In the aftermath of what was the worst fire in Greece’s modern history, the government is coming under increasing criticism for failing to provide clear-cut information on the number of missing and for allegedly trying to muddy the waters over who is responsible.
Speaking after Prime Minister Alexis Tsipras met with survivors in his first visit to the devastated town of Mati, government spokesman Dimitris Tzanakopoulos said that now is not the time to blame individuals but to do the utmost to help victims and begin work to crack down on illegal construction, which experts said made the fire even worse.
The government has been fiercely denounced over the way it handled the fire, which left at least 92 dead and scores injured and missing.
More than 1,000 buildings must be demolished while the environmental groups said the fire was the deadliest in the country’s history, scorching 17,000 acres of forestland and residential areas.
“Today I visited the place of tragedy,” Tsipras said in a tweet. He also expressed his immense respect “for those who fought an uneven battle with the flames.”
However, opposition parties were scathing in their criticism.
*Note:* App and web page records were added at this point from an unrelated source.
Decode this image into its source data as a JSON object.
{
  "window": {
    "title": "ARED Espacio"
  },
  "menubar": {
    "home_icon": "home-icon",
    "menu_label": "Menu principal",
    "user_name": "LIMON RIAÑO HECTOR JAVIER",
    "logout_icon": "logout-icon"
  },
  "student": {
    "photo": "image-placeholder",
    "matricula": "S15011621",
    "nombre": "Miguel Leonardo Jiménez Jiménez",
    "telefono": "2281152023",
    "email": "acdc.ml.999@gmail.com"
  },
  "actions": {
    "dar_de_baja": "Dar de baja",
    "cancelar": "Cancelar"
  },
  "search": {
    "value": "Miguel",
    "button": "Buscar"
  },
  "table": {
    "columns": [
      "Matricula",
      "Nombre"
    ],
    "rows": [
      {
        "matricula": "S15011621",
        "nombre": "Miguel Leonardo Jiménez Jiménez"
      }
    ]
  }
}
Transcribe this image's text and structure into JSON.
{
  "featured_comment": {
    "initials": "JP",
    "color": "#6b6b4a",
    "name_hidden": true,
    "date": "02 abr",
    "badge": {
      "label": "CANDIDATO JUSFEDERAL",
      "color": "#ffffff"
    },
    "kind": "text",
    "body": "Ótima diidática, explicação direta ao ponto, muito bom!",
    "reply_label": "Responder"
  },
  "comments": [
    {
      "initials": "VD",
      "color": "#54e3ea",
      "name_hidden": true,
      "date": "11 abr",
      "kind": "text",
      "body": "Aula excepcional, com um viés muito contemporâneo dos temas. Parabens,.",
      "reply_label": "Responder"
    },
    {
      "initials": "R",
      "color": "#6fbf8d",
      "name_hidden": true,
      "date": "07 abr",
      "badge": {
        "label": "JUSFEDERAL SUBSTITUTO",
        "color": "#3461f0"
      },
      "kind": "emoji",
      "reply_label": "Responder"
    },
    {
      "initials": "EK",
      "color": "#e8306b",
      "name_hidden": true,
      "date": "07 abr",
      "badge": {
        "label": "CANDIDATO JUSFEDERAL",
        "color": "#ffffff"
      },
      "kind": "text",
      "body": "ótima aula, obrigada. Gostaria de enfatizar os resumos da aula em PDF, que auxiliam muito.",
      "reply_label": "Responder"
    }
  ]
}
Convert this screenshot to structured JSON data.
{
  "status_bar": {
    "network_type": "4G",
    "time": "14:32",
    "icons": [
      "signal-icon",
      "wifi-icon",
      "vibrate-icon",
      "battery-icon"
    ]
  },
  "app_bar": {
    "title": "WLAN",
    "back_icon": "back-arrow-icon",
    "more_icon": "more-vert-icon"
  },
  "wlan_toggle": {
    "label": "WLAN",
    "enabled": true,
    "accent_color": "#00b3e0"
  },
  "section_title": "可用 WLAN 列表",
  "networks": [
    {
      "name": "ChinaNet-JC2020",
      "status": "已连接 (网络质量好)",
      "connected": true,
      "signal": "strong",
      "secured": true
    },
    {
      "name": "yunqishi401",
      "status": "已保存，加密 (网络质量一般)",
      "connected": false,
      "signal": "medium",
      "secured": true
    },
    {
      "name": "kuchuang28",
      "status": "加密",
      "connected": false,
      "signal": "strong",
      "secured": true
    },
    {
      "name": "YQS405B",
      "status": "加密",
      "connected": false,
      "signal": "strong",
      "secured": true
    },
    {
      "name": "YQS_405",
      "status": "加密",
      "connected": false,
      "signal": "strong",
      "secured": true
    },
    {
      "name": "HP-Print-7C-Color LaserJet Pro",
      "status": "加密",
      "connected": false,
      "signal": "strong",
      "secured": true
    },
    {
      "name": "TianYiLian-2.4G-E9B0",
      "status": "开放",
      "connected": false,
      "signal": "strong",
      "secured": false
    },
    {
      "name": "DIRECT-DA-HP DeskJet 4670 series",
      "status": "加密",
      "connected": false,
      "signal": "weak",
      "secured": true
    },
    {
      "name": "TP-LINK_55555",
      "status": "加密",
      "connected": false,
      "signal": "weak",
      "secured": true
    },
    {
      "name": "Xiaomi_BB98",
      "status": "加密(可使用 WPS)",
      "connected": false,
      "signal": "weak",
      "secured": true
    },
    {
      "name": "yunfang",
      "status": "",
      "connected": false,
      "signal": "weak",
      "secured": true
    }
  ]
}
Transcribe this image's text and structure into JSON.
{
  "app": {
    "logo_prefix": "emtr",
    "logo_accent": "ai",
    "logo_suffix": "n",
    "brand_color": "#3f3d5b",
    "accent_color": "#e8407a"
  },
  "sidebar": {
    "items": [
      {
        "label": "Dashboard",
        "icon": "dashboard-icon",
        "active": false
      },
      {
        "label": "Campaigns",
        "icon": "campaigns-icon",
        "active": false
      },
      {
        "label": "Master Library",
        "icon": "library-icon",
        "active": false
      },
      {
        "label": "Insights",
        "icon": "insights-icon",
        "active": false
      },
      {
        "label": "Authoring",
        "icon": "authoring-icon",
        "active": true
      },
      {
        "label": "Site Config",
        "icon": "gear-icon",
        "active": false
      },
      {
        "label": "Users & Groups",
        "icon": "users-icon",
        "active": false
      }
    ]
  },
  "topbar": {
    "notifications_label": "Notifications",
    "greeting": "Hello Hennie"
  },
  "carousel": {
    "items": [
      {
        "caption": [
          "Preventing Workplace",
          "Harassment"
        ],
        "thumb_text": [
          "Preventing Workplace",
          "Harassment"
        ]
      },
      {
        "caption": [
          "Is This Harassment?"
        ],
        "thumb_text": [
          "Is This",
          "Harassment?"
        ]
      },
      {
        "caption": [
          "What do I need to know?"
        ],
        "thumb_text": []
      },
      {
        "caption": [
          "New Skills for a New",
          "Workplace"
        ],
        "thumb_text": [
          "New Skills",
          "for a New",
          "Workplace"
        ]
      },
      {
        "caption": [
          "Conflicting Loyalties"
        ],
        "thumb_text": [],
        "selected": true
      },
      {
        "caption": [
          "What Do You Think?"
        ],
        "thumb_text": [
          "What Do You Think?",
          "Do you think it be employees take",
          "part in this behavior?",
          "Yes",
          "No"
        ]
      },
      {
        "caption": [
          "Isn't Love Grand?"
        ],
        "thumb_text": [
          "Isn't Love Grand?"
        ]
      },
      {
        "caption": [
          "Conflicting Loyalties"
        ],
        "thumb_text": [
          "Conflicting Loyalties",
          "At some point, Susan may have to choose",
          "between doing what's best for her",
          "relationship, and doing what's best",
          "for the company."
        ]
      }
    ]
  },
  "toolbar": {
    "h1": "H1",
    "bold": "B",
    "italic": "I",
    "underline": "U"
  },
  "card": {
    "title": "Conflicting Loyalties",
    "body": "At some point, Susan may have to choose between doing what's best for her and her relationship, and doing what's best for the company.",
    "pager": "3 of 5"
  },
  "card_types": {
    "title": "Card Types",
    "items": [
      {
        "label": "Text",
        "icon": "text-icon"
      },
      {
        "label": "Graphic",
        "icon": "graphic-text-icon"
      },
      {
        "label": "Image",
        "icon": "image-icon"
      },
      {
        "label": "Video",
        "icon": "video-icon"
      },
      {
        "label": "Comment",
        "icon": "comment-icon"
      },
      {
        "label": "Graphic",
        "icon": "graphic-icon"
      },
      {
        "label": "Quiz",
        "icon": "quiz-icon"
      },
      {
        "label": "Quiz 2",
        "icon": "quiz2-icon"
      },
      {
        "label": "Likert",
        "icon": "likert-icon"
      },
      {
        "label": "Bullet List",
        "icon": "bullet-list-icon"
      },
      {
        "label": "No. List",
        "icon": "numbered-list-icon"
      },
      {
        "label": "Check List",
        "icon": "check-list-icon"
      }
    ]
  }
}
New Democracy called his visit to Mati a “publicity stunt.”
“It took an entire week for Tsipras to visit Mati, like a thief, in a fully protected environment,” it said.
“Mr Tsipras must realize that [people] must be held accountable for the mistakes and omissions made on July 23,” the party added.
“People want to know the whole truth as to how so many lives were lost for no reason,” it added.
Defense Minister Panos Kammenos sought to defend the government’s response. “I cannot think of any other crisis where the prime minister assumed the political responsibility [for the tragedy],” he said.
“The easiest thing during such a crisis would be for [Tsipras] to hide and not show up,” he said, adding that people will be held accountable for any mistakes or omissions.